As to why a writer would work the way the Henslowe collaborators did: the careers of dramatists who worked mostly on solo projects, like Shakespeare and Ben Jonson, show that a dramatist working alone could produce one or two plays a year on a dependable basis.[4] If one of those plays failed to sell, or flopped with the audience, the writer was severely affected. Collaborative writing spread the risk, and could provide a more certain income for a journeyman author.

A "Robert Wilson, yeoman (player)" was buried at St. Giles in Cripplegate on 20 November 1600. This is consistent with the view that the two Robert Wilsons, the player with Leicester's Men and Henslowe's dramatist, were one and the same person; it explains why Henslowe's Wilson stopped writing in 1600.[5]


  1. ^ Chambers, Vol. 3, p. 516.
  2. ^ S. R. Golding, "Shakespeare and Sir Thomas More", Notes & Queries 154 (1928), 237-9.
  3. ^ FREEBURY-JONES, DARREN (2022). READING ROBERT GREENE : recovering shakespeare's rival.
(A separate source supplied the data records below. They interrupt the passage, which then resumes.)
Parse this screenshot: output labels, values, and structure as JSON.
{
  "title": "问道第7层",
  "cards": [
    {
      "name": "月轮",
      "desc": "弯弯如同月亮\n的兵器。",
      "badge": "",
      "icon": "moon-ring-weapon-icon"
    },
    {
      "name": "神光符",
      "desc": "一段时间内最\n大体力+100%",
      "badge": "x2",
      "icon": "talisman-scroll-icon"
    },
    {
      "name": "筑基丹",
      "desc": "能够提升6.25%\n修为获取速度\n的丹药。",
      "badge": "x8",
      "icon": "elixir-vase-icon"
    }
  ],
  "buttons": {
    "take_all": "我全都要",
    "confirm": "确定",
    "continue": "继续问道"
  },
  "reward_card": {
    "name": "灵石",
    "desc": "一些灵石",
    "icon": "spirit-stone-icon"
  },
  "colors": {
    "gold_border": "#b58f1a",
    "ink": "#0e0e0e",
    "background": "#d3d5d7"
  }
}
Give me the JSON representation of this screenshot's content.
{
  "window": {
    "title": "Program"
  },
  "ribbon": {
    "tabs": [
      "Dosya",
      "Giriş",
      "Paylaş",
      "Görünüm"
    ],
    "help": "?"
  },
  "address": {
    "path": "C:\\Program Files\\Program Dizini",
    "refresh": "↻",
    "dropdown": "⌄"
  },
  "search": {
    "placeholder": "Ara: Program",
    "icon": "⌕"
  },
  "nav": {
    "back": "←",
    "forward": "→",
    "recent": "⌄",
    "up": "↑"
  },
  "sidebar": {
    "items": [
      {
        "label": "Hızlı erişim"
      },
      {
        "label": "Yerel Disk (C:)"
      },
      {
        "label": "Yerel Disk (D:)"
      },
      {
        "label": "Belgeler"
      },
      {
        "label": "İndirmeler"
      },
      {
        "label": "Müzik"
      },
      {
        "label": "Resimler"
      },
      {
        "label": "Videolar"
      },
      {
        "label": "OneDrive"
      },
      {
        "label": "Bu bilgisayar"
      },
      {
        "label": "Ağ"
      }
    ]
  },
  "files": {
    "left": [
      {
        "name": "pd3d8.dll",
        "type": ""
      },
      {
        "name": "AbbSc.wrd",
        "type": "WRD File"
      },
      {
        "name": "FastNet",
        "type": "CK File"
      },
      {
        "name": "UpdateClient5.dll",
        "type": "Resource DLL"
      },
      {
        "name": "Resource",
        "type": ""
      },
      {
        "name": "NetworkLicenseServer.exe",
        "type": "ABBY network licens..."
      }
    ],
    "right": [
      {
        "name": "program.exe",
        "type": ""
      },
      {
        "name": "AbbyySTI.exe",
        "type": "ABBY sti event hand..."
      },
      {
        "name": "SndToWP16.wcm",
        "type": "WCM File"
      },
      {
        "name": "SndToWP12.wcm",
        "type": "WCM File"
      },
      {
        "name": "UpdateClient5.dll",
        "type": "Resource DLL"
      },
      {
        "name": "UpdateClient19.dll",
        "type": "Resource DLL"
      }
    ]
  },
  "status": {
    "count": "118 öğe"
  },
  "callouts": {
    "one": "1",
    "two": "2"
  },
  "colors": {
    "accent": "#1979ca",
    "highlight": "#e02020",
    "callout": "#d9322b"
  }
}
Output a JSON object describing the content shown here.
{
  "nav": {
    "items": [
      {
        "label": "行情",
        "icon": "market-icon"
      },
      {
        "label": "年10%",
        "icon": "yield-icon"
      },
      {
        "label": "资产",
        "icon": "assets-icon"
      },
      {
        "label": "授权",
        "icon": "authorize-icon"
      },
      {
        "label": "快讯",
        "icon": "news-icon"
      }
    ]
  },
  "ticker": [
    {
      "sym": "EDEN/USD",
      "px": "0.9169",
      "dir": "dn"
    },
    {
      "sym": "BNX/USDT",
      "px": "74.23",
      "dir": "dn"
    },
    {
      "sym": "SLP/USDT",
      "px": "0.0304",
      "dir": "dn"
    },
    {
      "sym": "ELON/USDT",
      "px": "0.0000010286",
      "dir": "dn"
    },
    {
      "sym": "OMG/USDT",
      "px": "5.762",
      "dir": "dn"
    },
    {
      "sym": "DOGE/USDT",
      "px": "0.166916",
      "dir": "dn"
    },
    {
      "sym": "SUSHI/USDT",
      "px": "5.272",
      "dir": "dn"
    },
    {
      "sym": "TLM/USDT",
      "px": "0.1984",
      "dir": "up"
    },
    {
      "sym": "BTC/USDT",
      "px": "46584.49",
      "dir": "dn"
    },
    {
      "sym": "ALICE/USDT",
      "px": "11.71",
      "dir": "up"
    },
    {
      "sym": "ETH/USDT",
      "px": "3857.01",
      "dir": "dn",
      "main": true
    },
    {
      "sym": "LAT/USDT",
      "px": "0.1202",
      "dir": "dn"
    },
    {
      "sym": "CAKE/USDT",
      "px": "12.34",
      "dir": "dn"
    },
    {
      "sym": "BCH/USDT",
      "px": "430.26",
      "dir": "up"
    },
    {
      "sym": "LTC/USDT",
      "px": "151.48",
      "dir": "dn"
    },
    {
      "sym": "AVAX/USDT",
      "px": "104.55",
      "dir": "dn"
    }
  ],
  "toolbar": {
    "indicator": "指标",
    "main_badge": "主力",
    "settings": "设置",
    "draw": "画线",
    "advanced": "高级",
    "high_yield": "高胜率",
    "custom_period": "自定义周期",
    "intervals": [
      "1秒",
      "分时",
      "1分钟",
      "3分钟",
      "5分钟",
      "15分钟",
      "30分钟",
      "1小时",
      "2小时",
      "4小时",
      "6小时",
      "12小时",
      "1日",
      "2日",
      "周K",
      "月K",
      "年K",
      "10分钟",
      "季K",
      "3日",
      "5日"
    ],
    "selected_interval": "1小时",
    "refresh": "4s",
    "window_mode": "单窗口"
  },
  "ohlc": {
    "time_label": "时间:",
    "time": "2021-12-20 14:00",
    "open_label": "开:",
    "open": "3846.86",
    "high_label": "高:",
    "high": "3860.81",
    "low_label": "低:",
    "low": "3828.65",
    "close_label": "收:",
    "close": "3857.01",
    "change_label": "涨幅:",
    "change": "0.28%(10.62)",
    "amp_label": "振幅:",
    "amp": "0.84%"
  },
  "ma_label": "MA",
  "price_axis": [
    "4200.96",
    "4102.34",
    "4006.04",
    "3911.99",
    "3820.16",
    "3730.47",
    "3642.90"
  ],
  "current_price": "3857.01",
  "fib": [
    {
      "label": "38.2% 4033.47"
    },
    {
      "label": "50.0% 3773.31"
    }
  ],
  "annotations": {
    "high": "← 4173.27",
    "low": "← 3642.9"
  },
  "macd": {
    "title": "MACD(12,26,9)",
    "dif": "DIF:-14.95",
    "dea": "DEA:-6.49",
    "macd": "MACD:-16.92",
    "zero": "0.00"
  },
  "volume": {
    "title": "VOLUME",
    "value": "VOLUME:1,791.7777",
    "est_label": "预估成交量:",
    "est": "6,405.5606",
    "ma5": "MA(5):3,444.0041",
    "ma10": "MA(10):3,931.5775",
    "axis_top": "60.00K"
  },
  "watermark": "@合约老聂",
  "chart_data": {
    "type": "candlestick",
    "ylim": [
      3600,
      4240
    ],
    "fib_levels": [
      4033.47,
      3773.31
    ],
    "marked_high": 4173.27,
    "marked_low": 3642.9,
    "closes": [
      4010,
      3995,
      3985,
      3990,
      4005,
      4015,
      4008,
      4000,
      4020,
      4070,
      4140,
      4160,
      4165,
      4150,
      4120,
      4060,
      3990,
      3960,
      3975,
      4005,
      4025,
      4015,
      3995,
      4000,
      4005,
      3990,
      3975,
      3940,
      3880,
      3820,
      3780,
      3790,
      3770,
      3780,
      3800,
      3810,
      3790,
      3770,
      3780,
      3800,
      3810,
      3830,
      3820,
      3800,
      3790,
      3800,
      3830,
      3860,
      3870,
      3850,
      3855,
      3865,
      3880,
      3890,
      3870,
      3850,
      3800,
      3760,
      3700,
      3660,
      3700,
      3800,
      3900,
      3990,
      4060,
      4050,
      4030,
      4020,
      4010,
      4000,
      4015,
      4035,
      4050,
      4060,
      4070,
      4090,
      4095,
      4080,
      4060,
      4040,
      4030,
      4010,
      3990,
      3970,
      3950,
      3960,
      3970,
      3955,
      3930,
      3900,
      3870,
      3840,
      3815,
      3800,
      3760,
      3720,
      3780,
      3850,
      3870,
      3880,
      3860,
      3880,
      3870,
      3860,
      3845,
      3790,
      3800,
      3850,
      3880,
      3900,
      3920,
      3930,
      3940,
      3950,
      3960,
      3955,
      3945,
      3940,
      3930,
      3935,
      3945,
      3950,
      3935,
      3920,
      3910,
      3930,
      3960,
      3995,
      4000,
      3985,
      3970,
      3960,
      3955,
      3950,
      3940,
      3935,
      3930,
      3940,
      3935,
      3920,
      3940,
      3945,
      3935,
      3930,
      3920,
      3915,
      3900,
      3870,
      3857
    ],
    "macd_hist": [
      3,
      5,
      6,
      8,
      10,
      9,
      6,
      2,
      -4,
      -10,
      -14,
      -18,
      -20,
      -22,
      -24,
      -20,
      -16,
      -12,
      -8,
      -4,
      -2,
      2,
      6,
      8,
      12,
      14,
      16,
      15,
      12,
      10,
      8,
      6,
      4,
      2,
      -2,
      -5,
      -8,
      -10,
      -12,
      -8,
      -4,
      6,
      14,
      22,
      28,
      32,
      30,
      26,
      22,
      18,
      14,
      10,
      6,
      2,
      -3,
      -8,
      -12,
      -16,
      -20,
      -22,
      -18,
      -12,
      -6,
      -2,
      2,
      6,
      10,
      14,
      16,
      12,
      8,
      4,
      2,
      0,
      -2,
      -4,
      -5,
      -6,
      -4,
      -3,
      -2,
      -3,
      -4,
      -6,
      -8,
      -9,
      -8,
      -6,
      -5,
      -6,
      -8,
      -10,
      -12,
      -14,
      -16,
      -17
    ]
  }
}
ROUTLEDGE. ISBN 978-1-032-15406-0. OCLC 1287921534.
  4. ^ In 1635 the Caroline era playwright Richard Brome signed a contract to write three plays a year, but couldn't meet the demand.
  5. ^ H. S. D. Mithal, 'The Two Wilsons Controversy', Notes & Queries 204 (1959), 106-7.


  • Hirsch, Brett D. "Jewish Questions in Robert Wilson’s The Three Ladies of London." Early Theatre 19.1 (2016): 37–56. online
  • Chambers, E. K. The Elizabethan Stage. 4 Volumes, Oxford, Clarendon Press, 1923.